Gary Michaels is a valley fixture for morning radio…now the longest running morning show in the central valley. For more than 18 years, Gary has been waking up central valley families with great light rock, fun contests and interesting guests and interviews.
Gary Michaels has been a broadcast veteran for more than 30 years getting up at 3:30am each weekday in markets like Phoenix, Des Moines, New Orleans, Dayton, Minneapolis and now his home in Modesto. Gary is married to his lovely wife Teri. They have two children. Active in his church and community organizations over the years…he is very civic minded and wants a quality of life for his community.
Such longevity is rare in this business, but the audience and Gary’s show connect to bring a fun, upbeat and family-friendly listening experience to the listeners every weekday from 5:30-10am.
Office holiday parties are a great way to meet people in your company, mingle and make the kind of small talk that can help advance your career. That is, unless you handle it badly. Then it could derail it. So what can you say that will make you stand out in a good way?
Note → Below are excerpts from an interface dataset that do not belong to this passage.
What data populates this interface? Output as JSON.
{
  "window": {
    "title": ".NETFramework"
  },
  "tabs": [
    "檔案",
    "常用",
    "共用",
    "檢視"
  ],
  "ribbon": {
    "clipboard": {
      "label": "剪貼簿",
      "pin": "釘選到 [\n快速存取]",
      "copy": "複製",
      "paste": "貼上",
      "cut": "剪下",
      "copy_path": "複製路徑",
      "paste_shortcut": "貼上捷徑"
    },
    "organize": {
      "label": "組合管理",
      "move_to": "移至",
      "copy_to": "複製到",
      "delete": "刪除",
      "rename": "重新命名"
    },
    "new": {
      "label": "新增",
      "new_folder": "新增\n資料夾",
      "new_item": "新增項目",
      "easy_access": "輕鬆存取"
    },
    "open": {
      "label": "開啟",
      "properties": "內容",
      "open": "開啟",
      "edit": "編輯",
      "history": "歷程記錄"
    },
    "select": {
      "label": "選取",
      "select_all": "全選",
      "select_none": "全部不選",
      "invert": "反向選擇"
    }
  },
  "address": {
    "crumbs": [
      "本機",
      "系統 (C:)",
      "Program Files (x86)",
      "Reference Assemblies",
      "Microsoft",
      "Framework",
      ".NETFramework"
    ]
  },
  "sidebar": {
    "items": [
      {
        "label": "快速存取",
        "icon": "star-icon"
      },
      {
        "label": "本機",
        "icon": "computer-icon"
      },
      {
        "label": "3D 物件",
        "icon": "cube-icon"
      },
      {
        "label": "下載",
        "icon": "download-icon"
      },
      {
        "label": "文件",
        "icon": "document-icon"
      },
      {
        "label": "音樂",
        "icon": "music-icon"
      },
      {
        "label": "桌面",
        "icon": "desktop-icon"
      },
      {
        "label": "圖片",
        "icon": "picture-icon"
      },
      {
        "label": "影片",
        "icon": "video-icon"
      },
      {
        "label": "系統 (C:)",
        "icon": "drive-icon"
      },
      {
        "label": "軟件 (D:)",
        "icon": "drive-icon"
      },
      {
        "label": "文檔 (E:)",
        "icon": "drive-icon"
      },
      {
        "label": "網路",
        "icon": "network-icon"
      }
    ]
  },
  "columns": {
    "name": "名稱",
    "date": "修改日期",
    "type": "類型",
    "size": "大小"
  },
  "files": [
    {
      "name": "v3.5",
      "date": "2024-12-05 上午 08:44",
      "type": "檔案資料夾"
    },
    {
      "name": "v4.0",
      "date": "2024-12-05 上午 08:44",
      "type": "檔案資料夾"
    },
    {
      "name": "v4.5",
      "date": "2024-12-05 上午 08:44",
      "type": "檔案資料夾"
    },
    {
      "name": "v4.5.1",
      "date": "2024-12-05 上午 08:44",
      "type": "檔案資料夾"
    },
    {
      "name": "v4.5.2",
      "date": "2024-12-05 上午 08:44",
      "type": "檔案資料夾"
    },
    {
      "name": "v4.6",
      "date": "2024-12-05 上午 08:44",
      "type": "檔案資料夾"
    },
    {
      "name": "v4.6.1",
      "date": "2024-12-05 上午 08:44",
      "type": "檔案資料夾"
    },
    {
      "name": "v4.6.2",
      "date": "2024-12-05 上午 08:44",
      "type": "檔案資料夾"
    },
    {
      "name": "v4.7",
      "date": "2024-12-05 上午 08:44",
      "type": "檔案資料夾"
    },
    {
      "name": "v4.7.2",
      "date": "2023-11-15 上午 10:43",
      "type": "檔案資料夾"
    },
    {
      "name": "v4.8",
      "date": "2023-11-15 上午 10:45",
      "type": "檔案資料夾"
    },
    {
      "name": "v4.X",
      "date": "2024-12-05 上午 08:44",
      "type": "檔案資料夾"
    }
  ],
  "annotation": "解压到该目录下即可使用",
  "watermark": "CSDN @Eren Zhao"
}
Martin M. Antony, a professor of psychology at Ryerson University in Toronto, Ontario and the author of "10 Simple Solutions to Shyness," says you should reach out to someone by smiling, making eye contact and just being approachable. Show that you are open to conversation. And when the talking begins, this is what you say:
Offer someone else a compliment, but make sure you are honest and don't overdo it. If you receive one in return and feel uncomfortable, just say "Thank you." Don't discount the praise by telling the person all the reasons why you don't deserve it.
Join an ongoing conversation.
At a party, it is perfectly appropriate to join an ongoing conversation. People often walk about, moving in and out of different conversations. See if you can join in with a group of people who are discussing something that interests you.
Have some topics of conversation prepared, but make sure to actually listen to the other person rather than rehearsing what you'll say next.
Be curious and intrigued about other people and their lives and interests.
People respond better to positive statements than negative.
Use active listening skills.
Reflect back that you are understanding what the other person is saying. Paraphrase what they say, ask for clarification and provide feedback.
Try to talk about things other than work.
Take the opportunity to get to know people on a personal level.
Include your date in conversations by finding common interests.
This is especially important if your date is shy or doesn't know anyone else but you.
Stick to neutral topics.
Just like your grandmother advised, don't talk about religion, politics or sex.
Do this to get noticed:
COFFEE, COFFEE, COFFEE
If the only thing that inspires you to roll out of bed in the morning is a hot cup of coffee, you are not alone. When CareerBuilder and Dunkin' Donuts surveyed 4,700 workers nationwide to find out who needs their coffee the most, scientists and lab technicians tied for the number one spot. Java junkies ranked by profession:
34% of workers say they need coffee to get through the day, while 46% of those who drink coffee claim they are less productive without it. 61% of those who drink coffee, consume two cups or more each workday and 28% drink three cups or more. 36% of American workers aged 18 to 24 claim coffee has helped their career by providing an opportunity to network with other co-workers.